Posted on by Arran Fisher
(I wrote this some time ago, but thought it still has relevance to our practice today, and provides a little insight into a previous era of Calgary Aikikai. It was originally published January 2008 on the indie music site www.thickspecs.com. The photo above is from 2009, I believe)
About twice a week I make the trek to a warehouse in the industrial southeast of Calgary, walk around the back, weave my way past 18-wheelers and commercial debris and go up the blue metal staircase to one of my favourite places. This might sound like many a band’s rehearsal space, but in this case I’m talking about my dojo, the place where I’ve practiced the martial art of Aikido for the past 12 years.
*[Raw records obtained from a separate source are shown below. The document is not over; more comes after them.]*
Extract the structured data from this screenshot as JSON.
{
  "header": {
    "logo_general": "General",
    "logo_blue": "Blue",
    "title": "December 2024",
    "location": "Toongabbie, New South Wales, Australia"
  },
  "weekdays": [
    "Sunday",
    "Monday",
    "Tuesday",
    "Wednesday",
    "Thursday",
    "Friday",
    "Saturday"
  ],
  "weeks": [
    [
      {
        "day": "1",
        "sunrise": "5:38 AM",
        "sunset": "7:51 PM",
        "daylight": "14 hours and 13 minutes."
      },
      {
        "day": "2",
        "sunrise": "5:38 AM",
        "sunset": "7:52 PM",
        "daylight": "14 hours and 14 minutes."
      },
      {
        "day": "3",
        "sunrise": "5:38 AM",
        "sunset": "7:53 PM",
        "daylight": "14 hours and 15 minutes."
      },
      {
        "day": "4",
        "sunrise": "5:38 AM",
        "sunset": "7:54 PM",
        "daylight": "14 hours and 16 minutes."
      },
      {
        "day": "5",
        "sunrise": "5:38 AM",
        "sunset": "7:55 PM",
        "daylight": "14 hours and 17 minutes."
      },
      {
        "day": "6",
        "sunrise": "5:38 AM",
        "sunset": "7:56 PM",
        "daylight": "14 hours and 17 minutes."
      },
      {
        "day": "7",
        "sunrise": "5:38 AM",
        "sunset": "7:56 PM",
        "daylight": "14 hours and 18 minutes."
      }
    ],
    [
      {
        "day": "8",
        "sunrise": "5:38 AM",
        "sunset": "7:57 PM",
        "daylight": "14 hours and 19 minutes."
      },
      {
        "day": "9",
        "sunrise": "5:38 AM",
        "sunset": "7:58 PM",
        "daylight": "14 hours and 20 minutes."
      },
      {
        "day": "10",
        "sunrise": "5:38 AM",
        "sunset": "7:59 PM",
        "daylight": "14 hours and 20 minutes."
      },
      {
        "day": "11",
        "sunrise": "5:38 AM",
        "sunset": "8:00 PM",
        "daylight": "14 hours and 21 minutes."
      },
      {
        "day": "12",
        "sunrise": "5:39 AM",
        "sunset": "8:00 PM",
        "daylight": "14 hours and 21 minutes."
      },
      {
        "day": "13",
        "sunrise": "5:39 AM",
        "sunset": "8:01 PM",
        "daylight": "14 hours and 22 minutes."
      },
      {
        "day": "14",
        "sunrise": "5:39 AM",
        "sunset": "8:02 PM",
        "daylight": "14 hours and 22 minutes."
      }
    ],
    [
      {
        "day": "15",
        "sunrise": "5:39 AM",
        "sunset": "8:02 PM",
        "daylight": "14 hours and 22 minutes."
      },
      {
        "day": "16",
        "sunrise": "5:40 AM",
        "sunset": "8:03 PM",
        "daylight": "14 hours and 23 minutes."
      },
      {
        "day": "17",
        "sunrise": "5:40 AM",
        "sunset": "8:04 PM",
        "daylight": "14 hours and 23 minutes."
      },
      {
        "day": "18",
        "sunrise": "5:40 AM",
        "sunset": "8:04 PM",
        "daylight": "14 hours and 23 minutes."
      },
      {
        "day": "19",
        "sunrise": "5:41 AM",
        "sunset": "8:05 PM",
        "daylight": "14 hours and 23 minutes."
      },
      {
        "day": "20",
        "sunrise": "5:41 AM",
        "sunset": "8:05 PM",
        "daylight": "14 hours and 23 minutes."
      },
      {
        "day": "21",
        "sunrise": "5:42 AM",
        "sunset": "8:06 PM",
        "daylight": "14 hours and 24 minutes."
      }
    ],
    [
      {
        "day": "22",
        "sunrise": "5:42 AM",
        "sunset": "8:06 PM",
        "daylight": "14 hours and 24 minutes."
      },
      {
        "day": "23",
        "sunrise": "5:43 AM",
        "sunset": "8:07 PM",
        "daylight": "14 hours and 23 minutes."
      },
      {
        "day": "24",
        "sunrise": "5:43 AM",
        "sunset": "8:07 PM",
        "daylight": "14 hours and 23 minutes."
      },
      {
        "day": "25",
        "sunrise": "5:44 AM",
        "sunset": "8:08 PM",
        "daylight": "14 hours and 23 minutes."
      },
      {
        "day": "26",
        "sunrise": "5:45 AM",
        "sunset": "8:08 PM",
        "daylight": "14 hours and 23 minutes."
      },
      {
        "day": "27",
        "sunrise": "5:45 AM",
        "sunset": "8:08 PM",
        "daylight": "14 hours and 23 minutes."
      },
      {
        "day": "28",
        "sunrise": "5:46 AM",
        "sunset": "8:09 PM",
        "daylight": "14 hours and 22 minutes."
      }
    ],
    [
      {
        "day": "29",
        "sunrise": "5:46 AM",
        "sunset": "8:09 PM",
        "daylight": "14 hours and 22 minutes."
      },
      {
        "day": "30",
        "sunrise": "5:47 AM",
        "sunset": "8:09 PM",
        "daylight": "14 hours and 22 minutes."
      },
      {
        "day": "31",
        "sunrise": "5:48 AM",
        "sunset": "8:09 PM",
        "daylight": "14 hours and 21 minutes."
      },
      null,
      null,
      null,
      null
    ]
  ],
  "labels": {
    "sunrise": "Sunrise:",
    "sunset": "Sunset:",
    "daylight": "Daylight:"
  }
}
Upon opening the door, I’m greeted with a hearty “Konichiwa” from the other students, like I’ve entered a sushi restaurant. I bow to the photograph of Aikido’s founder, Morihei Ueshiba, and immediately I’m transported into another world. My mind is cleared of the stresses of normal city life, and I’m immersed in an atmosphere of camaraderie and scholarship, all couched in Japanese tradition and etiquette
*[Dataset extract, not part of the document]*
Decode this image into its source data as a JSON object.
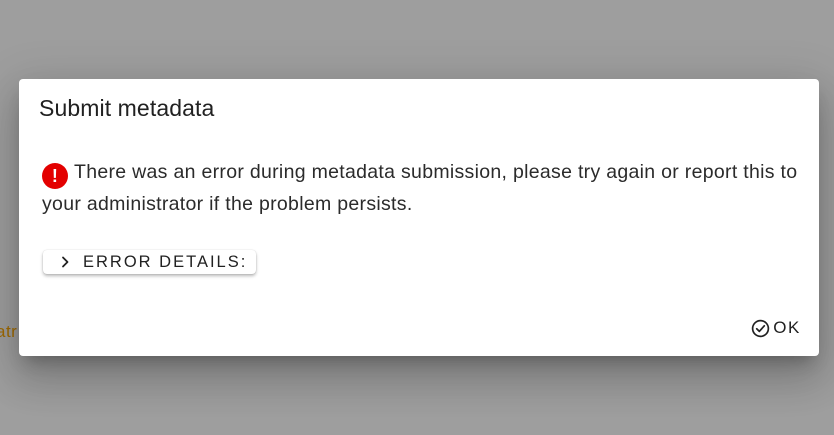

Aikido is different from what most people think of martial arts. It’s not about fighting; it’s about cultivating a frame of mind. Sure, students learn all kinds of crazy ways to throw an attacker around, dislocate their elbow, or even cause some serious harm, but to focus on this element would be like saying that the only good thing about the ocean is that it floats boats. You’d miss the bigger picture. In Aikido, learning self-defense is seen as a way to become a better person.
The training is completely non-competitive and only with the attitude of defense from an attack. There’s never a winner or loser and nobody is so skilled that they can’t learn from even the greenest beginner. At our dojo, the most important thing is that everyone has a good time and feels happy after each practice, so a positive attitude and avoidance of any injury are two of the most important elements.
I learn Aikido from Yasuhisa Inaba, 6 Dan, a man who moved to Calgary from Yokohama in 1980 and has been teaching in the traditional Japanese style ever since. We call him “Sensei” and greet each other with bows. The classes are conducted in English, but we use Japanese words for all the formal greetings and thank yous, as well as for names for all the techniques. Before and after each practice, we clean the mat with a mop and bleach, not just for sanitation, but as an act of purification. Traditional beliefs run deep.
The dojo is not just a place where you go to learn, such as a college classroom, and definitely not like a gym, where all that’s expected of you is to pay your membership. At the dojo you actually practice to become more aware of your surroundings and the people with whom you interact. You learn how to listen and be quiet, and how to teach others things you may have picked up. At the end of every practice I feel both energized by the experience and humbled by how much there is to know about this endlessly complex and rewarding pursuit.